**Data provided:**
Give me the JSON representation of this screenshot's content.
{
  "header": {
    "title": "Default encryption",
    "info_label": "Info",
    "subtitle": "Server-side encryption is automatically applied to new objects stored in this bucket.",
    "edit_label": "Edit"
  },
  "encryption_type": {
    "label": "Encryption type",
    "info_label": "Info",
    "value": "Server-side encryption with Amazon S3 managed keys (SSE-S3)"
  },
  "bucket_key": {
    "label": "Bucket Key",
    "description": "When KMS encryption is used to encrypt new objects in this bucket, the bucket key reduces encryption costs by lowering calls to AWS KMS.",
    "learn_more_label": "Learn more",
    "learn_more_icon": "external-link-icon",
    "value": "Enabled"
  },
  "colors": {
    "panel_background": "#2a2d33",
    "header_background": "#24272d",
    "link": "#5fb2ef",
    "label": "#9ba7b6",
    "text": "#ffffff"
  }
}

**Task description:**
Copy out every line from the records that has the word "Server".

**Response below:**
    "subtitle": "Server-side encryption is automatically applied to new objects stored in this bucket.",
    "value": "Server-side encryption with Amazon S3 managed keys (SSE-S3)"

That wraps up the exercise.